"I thought this would be the simplest, easiest bill that I've every filed." That's House Bill 475, which state representative Mike Carter says is not against annexation, but for the people's right to vote.
"47 states in the nation soon to be Tennessee being the only state in the nation that allows people's property to be taken without a vote. We are one of the three non referendum states left in America. There have been four referendum on annexation across the state over the past three years, three have been successful by wide margins. Only one failed. "
Some local organizations say, city governments have too much power under the current system.
"As a city wanting to expand their borders through the urban growth boundry, they don't have to vote, they can just take over the land and the residents are stuck with it," says Chris Matthews with Right to Vote TN.
A similar version of the bill currently in the Senate would put an 18 month moratorium on any annexation in the state of Tennessee.
Carter says he would amend his bill to add that if asked, but says he just looking to put the power in the voters hands.
"This bill only requires the public to approve what their officials are doing. When the city comes to you and they incorporate you, they double your regulation, most of the time they double your taxes, they bring the debt of that entity on to your private property and they have to stand good for it. A person who is about to have that to be done to should have a right to vote."
Carter says he wants those who favor annexation to take their case to the people.
"They don't have to sell me on annexation, they have to sell the people that are going to have to vote on it."
Carter hopes to present his bill to the House finance committee for a vote on Tuesday. The senate version of the bill with the moratorium is expected to the senate floor next week.

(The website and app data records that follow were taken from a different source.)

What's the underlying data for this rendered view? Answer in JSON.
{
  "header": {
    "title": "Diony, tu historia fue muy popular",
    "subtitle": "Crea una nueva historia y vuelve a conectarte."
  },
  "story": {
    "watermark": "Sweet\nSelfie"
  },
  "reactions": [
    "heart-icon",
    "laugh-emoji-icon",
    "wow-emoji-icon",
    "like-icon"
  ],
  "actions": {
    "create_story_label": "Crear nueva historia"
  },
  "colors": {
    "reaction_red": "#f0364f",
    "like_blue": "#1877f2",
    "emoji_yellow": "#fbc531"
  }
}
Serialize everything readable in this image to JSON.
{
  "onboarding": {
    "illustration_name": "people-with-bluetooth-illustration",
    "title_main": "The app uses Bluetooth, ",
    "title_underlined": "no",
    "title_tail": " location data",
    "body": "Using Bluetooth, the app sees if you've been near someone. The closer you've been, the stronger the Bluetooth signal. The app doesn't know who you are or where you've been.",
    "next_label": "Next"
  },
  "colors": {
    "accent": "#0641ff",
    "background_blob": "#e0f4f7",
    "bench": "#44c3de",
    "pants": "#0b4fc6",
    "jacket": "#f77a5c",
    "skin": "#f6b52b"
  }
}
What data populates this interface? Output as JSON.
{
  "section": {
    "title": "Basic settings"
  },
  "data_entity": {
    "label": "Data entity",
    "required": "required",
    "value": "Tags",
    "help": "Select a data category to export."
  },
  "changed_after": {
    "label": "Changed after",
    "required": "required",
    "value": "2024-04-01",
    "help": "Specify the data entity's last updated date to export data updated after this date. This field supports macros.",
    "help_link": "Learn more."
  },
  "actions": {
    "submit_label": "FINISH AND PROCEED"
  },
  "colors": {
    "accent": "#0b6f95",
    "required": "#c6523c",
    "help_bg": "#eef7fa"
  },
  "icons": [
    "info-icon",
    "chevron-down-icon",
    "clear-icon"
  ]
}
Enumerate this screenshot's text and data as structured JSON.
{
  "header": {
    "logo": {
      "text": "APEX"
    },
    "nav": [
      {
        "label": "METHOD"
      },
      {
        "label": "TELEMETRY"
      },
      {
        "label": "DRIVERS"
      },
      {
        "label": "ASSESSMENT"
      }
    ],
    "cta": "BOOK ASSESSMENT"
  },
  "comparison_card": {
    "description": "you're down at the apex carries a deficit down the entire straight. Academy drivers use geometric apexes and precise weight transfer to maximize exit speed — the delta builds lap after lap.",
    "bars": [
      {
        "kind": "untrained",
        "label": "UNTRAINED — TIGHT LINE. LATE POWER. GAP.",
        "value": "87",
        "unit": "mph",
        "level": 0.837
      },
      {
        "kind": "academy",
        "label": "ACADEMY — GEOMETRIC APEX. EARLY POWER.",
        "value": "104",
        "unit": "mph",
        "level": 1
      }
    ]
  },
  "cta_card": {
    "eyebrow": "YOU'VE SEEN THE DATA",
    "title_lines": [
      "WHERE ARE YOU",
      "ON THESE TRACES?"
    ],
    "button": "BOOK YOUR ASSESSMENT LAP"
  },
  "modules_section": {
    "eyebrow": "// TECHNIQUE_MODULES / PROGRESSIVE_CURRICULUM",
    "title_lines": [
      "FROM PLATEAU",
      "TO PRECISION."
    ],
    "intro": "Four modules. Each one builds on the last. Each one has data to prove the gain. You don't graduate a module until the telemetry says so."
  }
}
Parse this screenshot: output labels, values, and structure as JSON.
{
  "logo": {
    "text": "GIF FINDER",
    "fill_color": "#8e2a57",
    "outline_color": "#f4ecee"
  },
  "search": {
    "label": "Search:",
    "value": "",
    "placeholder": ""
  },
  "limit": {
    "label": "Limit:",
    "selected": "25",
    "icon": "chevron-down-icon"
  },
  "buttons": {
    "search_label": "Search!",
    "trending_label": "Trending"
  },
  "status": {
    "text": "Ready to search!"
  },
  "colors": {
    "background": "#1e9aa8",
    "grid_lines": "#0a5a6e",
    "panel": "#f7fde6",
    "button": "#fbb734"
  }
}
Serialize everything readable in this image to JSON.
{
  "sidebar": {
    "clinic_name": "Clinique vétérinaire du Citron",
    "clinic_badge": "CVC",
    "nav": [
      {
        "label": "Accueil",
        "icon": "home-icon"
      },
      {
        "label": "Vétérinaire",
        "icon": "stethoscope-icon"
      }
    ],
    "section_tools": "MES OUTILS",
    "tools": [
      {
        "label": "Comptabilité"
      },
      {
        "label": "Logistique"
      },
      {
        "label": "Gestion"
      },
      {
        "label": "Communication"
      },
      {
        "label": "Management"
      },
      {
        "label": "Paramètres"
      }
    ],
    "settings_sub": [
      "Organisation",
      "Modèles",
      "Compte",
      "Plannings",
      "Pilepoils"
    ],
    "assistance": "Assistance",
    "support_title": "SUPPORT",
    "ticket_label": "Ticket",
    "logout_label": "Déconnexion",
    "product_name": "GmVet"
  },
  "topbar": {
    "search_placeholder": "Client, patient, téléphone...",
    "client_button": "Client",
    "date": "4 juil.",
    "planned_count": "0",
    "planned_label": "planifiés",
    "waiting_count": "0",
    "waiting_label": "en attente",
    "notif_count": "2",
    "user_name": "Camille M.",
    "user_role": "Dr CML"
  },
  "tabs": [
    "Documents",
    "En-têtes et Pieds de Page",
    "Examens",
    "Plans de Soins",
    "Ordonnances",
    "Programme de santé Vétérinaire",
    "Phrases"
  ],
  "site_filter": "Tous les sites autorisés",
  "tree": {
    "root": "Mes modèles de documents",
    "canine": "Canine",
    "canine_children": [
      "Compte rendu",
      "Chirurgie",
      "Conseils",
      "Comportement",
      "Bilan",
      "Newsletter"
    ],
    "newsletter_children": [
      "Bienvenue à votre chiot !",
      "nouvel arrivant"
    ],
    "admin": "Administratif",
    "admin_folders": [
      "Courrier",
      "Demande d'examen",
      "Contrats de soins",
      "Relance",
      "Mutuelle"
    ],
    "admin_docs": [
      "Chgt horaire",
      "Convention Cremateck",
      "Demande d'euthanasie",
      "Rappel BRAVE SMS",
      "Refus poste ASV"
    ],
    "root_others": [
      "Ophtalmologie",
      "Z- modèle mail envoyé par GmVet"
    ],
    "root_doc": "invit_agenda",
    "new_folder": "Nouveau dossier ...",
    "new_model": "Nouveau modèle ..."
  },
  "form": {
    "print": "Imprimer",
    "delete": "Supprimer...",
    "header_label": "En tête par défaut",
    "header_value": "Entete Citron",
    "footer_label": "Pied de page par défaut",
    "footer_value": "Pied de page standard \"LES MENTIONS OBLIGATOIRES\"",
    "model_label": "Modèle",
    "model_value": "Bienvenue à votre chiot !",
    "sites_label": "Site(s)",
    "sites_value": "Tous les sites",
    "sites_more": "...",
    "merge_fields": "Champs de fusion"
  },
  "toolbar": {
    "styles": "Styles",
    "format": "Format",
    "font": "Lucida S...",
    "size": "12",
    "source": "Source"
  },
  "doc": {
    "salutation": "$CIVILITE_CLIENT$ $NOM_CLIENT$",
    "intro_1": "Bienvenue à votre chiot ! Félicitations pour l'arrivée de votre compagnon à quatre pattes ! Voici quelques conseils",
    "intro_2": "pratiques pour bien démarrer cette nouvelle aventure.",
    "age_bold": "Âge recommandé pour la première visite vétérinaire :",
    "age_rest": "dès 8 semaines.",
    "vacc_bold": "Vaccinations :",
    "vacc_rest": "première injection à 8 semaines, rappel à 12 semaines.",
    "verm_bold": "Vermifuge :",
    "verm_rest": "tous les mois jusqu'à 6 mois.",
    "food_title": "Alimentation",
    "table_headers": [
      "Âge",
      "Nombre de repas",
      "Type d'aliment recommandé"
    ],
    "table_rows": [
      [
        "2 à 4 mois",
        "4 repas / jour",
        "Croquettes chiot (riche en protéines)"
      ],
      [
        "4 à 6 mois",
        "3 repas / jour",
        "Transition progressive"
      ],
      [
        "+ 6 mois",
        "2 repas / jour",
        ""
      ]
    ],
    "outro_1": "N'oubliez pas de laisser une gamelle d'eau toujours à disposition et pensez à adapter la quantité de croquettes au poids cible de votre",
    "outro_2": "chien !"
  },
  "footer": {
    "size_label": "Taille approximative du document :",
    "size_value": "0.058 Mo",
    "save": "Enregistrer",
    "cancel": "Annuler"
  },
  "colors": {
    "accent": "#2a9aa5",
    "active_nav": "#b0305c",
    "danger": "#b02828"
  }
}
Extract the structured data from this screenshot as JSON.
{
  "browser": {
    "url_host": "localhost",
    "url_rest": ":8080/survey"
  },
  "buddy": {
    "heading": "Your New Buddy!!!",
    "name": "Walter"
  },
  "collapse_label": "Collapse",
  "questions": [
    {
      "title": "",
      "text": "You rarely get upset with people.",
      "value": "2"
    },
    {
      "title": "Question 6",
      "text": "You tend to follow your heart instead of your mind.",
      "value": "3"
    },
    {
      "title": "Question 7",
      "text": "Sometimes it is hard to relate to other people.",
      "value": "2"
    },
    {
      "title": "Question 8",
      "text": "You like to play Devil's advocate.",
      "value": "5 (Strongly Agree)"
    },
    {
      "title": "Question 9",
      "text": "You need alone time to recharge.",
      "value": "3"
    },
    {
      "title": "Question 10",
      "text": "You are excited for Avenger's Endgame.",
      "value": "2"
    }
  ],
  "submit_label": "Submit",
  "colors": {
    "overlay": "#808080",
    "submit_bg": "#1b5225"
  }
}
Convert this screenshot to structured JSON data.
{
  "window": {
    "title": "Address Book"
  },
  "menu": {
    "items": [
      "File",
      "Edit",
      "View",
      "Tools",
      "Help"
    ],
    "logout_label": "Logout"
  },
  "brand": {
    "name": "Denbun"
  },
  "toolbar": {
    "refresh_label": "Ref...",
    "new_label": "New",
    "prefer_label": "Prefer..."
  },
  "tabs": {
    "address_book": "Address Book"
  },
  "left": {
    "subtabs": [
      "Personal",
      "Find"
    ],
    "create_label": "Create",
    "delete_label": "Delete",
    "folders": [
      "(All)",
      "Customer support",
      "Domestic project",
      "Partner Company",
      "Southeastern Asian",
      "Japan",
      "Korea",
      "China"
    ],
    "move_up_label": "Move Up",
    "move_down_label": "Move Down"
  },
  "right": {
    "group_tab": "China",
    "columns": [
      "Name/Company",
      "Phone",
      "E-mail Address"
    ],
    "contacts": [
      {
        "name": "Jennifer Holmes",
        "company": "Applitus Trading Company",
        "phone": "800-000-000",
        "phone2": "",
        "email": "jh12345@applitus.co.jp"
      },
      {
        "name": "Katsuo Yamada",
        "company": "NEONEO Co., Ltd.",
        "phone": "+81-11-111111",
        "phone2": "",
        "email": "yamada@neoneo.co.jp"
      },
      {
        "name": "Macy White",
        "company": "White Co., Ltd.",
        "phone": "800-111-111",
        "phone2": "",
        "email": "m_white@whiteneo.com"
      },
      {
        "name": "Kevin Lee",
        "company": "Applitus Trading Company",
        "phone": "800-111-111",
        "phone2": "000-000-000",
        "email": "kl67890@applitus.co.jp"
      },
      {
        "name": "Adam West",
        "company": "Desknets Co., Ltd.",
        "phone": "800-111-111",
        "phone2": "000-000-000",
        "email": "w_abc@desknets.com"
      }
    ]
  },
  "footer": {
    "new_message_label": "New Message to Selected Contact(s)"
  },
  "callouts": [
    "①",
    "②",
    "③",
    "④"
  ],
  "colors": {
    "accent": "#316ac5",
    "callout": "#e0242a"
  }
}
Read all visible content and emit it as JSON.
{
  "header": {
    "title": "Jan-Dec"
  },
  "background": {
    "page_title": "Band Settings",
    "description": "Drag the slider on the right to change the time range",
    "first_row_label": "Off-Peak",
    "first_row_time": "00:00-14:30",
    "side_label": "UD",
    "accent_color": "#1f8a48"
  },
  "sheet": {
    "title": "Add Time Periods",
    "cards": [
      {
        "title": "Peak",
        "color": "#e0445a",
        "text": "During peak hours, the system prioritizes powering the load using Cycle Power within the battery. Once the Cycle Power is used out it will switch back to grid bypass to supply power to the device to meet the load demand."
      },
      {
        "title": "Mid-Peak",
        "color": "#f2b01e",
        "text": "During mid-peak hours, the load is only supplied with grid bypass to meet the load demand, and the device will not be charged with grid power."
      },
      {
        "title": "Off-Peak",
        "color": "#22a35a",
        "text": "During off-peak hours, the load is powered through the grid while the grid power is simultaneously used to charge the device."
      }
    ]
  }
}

The house version is expected to go for a vote on the house floor the following week.